Will unpack the filename in temporary folder. For Windows, unzip is used (which is not signed).

Params

  • filename string
  • cb function - Callback arguments: error, unpacked directory
  • manifest object

updater.runInstaller(appPath, args, options)

Runs installer

Params

  • appPath string
  • args array - Arguments which will be passed when running the new app
  • options object - Optional

Returns: function

updater.install(copyPath, cb)

Installs the app (copies current application to copyPath)

Params

  • copyPath string
  • cb function - Callback arguments: error

updater.run(execPath, args, options)

Runs the app from original app executable path.

Params

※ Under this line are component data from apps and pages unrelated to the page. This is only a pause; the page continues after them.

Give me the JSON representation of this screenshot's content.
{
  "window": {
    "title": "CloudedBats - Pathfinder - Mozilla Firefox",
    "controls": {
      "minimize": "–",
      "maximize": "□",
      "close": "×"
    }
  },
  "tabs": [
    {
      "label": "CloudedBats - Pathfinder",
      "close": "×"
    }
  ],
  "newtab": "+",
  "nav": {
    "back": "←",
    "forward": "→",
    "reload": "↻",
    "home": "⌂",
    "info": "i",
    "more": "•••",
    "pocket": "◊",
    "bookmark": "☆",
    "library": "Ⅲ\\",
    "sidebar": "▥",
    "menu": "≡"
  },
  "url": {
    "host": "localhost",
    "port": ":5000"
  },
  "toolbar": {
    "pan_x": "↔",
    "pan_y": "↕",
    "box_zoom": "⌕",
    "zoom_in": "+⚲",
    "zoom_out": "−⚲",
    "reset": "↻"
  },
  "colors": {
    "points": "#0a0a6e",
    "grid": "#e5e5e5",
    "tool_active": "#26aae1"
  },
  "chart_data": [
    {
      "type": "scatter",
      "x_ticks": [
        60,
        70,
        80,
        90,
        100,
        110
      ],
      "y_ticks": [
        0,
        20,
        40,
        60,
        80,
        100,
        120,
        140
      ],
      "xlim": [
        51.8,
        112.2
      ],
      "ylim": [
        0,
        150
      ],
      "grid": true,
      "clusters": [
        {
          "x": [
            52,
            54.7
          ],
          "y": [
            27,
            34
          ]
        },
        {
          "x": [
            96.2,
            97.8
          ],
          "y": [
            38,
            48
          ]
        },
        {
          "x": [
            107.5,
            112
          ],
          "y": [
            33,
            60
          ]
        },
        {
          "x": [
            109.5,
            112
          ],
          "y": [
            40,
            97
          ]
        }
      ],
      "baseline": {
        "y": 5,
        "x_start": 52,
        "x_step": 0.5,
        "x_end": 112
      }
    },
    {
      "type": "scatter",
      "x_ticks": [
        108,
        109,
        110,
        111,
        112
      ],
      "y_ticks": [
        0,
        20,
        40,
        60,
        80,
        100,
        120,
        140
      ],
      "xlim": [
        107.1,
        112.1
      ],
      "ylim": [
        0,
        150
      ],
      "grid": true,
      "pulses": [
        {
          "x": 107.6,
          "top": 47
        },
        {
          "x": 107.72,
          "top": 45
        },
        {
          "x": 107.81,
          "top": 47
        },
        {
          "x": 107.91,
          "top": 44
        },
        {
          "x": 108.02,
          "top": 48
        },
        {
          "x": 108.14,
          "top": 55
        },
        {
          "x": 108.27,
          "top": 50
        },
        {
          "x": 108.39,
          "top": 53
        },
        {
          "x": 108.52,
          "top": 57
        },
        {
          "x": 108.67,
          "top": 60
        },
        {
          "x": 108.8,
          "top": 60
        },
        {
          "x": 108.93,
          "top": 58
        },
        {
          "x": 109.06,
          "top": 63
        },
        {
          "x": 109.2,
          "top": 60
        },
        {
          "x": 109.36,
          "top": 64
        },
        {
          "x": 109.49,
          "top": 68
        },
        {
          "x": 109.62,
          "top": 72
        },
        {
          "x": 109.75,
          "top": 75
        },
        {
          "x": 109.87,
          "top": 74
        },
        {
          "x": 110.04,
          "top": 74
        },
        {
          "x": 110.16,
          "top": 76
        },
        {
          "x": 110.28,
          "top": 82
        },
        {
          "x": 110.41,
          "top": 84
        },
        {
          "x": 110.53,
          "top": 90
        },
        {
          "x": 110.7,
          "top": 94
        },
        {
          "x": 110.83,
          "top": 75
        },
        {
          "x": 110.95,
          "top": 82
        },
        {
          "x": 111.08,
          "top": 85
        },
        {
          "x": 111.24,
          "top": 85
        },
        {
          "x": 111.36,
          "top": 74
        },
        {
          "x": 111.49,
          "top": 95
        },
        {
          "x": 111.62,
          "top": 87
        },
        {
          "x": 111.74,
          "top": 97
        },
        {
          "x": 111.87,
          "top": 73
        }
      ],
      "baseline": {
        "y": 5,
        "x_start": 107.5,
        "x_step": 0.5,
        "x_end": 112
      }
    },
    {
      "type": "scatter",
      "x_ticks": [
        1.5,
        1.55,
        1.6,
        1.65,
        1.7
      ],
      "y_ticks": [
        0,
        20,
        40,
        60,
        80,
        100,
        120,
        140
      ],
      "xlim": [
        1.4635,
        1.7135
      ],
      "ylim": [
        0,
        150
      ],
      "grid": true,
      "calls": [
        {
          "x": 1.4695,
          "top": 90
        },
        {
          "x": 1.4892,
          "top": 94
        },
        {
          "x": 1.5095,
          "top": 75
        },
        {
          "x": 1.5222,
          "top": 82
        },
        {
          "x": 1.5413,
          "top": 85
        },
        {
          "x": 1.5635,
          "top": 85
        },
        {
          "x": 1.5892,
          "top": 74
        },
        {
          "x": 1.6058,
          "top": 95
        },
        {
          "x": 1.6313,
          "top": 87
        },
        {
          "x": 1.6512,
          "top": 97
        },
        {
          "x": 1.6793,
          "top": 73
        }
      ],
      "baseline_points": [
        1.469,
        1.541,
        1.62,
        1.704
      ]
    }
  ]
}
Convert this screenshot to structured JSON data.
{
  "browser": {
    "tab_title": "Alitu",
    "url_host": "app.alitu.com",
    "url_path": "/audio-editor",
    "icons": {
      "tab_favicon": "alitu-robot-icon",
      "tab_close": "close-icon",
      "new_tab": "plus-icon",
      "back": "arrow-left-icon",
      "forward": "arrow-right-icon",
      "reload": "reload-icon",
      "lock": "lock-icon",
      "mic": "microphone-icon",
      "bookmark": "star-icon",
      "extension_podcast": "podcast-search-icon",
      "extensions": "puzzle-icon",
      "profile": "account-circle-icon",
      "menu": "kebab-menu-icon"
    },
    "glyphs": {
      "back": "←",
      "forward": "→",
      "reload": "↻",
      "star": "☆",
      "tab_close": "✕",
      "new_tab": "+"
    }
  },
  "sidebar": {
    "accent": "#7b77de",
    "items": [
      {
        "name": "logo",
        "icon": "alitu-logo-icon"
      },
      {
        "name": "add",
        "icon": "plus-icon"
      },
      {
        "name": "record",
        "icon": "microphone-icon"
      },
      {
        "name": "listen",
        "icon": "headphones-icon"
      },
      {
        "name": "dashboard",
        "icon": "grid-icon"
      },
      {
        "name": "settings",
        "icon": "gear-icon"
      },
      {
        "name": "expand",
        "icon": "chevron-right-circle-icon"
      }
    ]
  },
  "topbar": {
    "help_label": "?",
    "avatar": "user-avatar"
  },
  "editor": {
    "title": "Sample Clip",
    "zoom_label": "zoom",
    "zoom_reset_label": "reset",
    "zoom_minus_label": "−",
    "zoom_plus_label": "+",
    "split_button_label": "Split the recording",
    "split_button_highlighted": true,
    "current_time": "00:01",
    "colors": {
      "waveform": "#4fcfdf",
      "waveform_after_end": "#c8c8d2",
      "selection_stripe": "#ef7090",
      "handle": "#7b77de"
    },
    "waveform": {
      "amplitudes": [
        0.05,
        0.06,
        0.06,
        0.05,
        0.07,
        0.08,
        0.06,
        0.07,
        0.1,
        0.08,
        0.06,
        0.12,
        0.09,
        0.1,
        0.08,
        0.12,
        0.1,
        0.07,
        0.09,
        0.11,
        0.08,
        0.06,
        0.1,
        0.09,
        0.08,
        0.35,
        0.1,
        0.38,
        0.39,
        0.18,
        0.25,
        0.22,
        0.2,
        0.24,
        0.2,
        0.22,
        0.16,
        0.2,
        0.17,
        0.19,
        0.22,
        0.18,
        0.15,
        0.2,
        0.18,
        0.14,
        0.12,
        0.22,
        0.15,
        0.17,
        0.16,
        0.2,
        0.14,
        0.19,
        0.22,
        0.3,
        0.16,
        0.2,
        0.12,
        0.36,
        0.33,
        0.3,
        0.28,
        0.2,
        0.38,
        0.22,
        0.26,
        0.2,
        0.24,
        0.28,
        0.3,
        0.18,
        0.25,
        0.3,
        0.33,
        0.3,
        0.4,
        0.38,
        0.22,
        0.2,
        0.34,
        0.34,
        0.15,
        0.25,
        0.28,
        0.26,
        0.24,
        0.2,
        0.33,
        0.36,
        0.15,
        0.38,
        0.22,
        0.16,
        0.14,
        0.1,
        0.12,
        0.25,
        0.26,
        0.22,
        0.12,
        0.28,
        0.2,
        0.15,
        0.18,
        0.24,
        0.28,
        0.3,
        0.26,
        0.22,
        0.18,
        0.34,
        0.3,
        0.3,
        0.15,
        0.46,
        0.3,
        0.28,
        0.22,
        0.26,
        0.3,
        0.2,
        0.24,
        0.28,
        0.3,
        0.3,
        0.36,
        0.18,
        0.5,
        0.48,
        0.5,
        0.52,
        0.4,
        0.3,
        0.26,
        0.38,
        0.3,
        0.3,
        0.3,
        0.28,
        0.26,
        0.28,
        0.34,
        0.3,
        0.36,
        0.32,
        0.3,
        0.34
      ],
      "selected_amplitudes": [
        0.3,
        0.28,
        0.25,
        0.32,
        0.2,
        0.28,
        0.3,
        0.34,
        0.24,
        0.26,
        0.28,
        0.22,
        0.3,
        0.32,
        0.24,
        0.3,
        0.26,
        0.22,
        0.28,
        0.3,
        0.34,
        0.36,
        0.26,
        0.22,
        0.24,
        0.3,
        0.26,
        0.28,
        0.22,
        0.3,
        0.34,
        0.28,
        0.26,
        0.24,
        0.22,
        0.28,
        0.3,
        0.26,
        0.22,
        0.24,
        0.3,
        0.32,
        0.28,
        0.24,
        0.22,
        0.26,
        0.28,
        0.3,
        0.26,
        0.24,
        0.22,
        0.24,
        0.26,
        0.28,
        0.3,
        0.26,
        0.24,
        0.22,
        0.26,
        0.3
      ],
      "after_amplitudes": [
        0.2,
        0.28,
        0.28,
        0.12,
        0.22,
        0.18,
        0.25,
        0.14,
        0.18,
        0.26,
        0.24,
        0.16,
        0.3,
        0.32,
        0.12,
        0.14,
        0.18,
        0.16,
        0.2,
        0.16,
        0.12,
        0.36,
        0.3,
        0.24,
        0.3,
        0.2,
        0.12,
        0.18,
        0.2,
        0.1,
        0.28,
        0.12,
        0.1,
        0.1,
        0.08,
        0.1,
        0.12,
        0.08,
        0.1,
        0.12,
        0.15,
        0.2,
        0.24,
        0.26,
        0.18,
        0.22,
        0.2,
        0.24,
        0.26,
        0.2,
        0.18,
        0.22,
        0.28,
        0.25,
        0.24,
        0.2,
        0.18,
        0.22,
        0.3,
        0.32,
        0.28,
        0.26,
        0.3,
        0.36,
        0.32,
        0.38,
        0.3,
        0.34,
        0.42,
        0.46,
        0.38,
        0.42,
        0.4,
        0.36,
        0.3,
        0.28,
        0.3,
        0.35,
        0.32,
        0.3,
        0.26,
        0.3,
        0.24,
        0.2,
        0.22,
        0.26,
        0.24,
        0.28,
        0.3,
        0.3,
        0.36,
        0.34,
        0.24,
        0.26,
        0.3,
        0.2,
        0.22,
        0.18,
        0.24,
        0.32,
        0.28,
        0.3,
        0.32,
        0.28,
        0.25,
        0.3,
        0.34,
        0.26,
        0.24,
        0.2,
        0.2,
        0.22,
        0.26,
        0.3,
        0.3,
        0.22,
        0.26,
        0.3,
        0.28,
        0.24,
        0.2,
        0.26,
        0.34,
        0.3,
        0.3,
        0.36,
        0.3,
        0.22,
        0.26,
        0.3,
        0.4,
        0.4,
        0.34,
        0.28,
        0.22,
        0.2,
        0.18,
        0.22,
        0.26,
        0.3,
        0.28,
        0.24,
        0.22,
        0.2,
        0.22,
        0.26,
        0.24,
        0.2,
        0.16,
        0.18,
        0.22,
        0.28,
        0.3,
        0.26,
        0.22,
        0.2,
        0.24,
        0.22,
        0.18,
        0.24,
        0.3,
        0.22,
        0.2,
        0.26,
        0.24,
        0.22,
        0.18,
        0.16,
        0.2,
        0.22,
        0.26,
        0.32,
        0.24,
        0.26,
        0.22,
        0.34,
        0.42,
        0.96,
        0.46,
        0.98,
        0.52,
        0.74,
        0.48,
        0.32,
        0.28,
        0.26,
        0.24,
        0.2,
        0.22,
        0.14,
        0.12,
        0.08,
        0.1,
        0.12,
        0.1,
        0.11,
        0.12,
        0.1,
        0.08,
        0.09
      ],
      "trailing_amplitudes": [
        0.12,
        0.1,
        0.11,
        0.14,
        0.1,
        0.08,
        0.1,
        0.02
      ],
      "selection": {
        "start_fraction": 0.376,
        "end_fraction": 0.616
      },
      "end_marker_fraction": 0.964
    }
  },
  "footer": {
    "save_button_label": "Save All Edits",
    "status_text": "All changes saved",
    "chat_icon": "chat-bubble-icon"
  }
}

  • execPath string
  • args array - Arguments passed to the app being ran.
  • options object - Optional. See spawn from nodejs docs.

Note: if this doesn't work, try gui.Shell.openItem(execPath) (see node-webkit Shell).


Manifest Schema

An example manifest:

{
    "name": "updapp",
    "version": "0.0.2",
    "author": "Eldar Djafarov <djkojb@gmail.com>",
    "manifestUrl": "http://localhost:3000/package.json",
    "packages": {
        "mac": {
           "url": "http://localhost:3000/releases/updapp/mac/updapp.zip"
        },
        "win": {
           "url": "http://localhost:3000/releases/updapp/win/updapp.zip"
        },
        "linux32": {
           "url": "http://localhost:3000/releases/updapp/linux32/updapp.tar.gz"
        }
    }
}

The manifest could be a package.json of project, but doesn't have to be.

manifest.name

The name of your app. From time, it is assumed your Mac app is called <manifest.name>.app, your Windows executable is <manifest.name>.exe, etc.

manifest.version

semver version of your app.

manifest.manifestUrl

The URL where your latest manifest is hosted; where node-webkit-updater looks to check if there is a newer version of your app available.

manifest.packages

An "object" containing an object for each OS your app (at least this version of your app) supports; mac, win, linux32, linux64.

manifest.packages.{mac, win, linux32, linux64}.url

Each package has to contain a url property pointing to where the app (for the version & OS in question) can be downloaded.

manifest.packages.{mac, win, linux32, linux64}.execPath (Optional)

It's assumed your app is stored at the root of your package, use this to override that and specify a path (relative to the root of your package).

This can also be used to override manifest.name; e.g. if your manifest.name is helloWorld (therefore helloWorld.app on Mac) but your Windows executable is named nw.exe. Then you'd set execPath to nw.exe


Troubleshooting

Mac

If you get an error on Mac about too many files being open, run ulimit -n 10240

Windows

On Windows, there is no "unzip" command built in by default. As a result, this project uses a third party "unzip.exe" in order to extract the downloaded update. On the NWJS site, in the "How to package and distribute your apps" file, one of the recommended methods of distribution is using EnigmaVirtualBox to package the app, nw.exe, and required DLLs into a single EXE file. This method works great for distribution, but unfortunately breaks node-webkit-updater, because it wraps the required unzip.exe file inside of the created EnigmaVirtualBox EXE. As a result, it is not possible to use EnigmaVirtualBox to distribute your app if you plan on using node-webkit-updater. Try using InnoSetup instead.

Contributing

See CONTRIBUTING.md